Restate the records below exactly. Pictures are not part of the copy.

........

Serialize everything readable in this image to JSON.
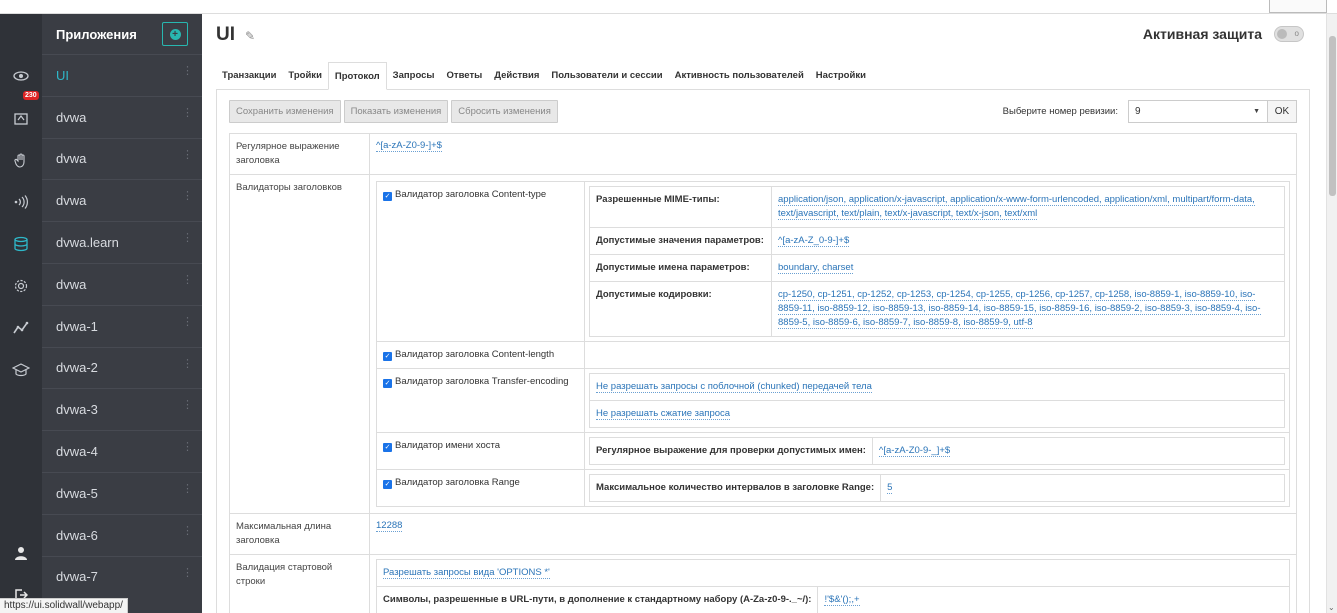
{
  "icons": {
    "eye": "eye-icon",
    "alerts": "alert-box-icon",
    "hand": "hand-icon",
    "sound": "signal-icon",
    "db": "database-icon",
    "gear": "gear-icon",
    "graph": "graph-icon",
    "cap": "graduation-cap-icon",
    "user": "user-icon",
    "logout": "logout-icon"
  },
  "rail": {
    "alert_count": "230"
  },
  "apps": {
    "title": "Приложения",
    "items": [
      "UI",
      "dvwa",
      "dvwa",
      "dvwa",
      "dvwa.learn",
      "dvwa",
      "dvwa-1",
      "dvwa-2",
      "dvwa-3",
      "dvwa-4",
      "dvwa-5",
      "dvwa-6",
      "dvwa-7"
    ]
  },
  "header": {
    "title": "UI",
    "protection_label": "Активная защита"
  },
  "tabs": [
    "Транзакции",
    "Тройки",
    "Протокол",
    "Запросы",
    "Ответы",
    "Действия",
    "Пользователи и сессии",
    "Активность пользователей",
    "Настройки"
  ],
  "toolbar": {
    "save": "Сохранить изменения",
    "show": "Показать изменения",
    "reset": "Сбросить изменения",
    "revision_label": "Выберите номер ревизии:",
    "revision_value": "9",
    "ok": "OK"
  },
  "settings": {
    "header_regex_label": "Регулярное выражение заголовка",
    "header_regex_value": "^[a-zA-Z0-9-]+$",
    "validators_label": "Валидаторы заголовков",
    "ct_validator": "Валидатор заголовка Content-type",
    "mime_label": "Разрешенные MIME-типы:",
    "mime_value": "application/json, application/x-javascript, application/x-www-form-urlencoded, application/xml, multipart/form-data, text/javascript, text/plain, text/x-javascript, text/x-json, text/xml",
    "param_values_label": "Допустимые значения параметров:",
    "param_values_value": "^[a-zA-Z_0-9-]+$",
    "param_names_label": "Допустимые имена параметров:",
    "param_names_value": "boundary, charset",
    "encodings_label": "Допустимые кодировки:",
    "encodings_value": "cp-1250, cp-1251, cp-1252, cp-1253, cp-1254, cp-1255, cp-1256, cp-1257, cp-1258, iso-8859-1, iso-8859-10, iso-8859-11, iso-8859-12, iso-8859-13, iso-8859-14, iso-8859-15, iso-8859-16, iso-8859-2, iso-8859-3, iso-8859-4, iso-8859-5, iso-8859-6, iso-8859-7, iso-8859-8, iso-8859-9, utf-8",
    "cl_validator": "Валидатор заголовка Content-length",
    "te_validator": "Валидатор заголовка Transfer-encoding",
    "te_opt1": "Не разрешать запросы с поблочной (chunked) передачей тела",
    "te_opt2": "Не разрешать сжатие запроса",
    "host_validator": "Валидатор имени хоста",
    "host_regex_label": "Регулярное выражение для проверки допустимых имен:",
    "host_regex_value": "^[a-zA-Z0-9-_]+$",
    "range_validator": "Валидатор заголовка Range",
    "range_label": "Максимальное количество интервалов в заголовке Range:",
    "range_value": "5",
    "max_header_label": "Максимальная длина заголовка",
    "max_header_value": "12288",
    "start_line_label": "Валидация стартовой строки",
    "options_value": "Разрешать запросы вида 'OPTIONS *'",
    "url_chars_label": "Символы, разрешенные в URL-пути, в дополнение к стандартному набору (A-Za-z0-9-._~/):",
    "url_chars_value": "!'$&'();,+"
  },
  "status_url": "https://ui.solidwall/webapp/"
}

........

## Task solution
Serialize everything readable in this image to JSON.
{
  "icons": {
    "eye": "eye-icon",
    "alerts": "alert-box-icon",
    "hand": "hand-icon",
    "sound": "signal-icon",
    "db": "database-icon",
    "gear": "gear-icon",
    "graph": "graph-icon",
    "cap": "graduation-cap-icon",
    "user": "user-icon",
    "logout": "logout-icon"
  },
  "rail": {
    "alert_count": "230"
  },
  "apps": {
    "title": "Приложения",
    "items": [
      "UI",
      "dvwa",
      "dvwa",
      "dvwa",
      "dvwa.learn",
      "dvwa",
      "dvwa-1",
      "dvwa-2",
      "dvwa-3",
      "dvwa-4",
      "dvwa-5",
      "dvwa-6",
      "dvwa-7"
    ]
  },
  "header": {
    "title": "UI",
    "protection_label": "Активная защита"
  },
  "tabs": [
    "Транзакции",
    "Тройки",
    "Протокол",
    "Запросы",
    "Ответы",
    "Действия",
    "Пользователи и сессии",
    "Активность пользователей",
    "Настройки"
  ],
  "toolbar": {
    "save": "Сохранить изменения",
    "show": "Показать изменения",
    "reset": "Сбросить изменения",
    "revision_label": "Выберите номер ревизии:",
    "revision_value": "9",
    "ok": "OK"
  },
  "settings": {
    "header_regex_label": "Регулярное выражение заголовка",
    "header_regex_value": "^[a-zA-Z0-9-]+$",
    "validators_label": "Валидаторы заголовков",
    "ct_validator": "Валидатор заголовка Content-type",
    "mime_label": "Разрешенные MIME-типы:",
    "mime_value": "application/json, application/x-javascript, application/x-www-form-urlencoded, application/xml, multipart/form-data, text/javascript, text/plain, text/x-javascript, text/x-json, text/xml",
    "param_values_label": "Допустимые значения параметров:",
    "param_values_value": "^[a-zA-Z_0-9-]+$",
    "param_names_label": "Допустимые имена параметров:",
    "param_names_value": "boundary, charset",
    "encodings_label": "Допустимые кодировки:",
    "encodings_value": "cp-1250, cp-1251, cp-1252, cp-1253, cp-1254, cp-1255, cp-1256, cp-1257, cp-1258, iso-8859-1, iso-8859-10, iso-8859-11, iso-8859-12, iso-8859-13, iso-8859-14, iso-8859-15, iso-8859-16, iso-8859-2, iso-8859-3, iso-8859-4, iso-8859-5, iso-8859-6, iso-8859-7, iso-8859-8, iso-8859-9, utf-8",
    "cl_validator": "Валидатор заголовка Content-length",
    "te_validator": "Валидатор заголовка Transfer-encoding",
    "te_opt1": "Не разрешать запросы с поблочной (chunked) передачей тела",
    "te_opt2": "Не разрешать сжатие запроса",
    "host_validator": "Валидатор имени хоста",
    "host_regex_label": "Регулярное выражение для проверки допустимых имен:",
    "host_regex_value": "^[a-zA-Z0-9-_]+$",
    "range_validator": "Валидатор заголовка Range",
    "range_label": "Максимальное количество интервалов в заголовке Range:",
    "range_value": "5",
    "max_header_label": "Максимальная длина заголовка",
    "max_header_value": "12288",
    "start_line_label": "Валидация стартовой строки",
    "options_value": "Разрешать запросы вида 'OPTIONS *'",
    "url_chars_label": "Символы, разрешенные в URL-пути, в дополнение к стандартному набору (A-Za-z0-9-._~/):",
    "url_chars_value": "!'$&'();,+"
  },
  "status_url": "https://ui.solidwall/webapp/"
}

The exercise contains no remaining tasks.